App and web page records

○ ○ ○ ○

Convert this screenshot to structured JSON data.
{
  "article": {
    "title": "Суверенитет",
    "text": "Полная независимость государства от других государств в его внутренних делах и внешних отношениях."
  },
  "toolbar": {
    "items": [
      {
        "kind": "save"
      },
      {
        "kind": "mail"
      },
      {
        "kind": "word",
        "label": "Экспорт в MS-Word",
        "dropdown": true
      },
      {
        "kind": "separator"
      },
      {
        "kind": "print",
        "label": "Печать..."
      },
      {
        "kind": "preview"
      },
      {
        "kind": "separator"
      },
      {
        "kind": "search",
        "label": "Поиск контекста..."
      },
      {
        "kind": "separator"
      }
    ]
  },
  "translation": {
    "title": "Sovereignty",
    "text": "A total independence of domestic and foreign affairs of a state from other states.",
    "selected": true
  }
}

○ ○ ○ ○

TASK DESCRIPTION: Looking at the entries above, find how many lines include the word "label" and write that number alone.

YOUR RESPONSE: 3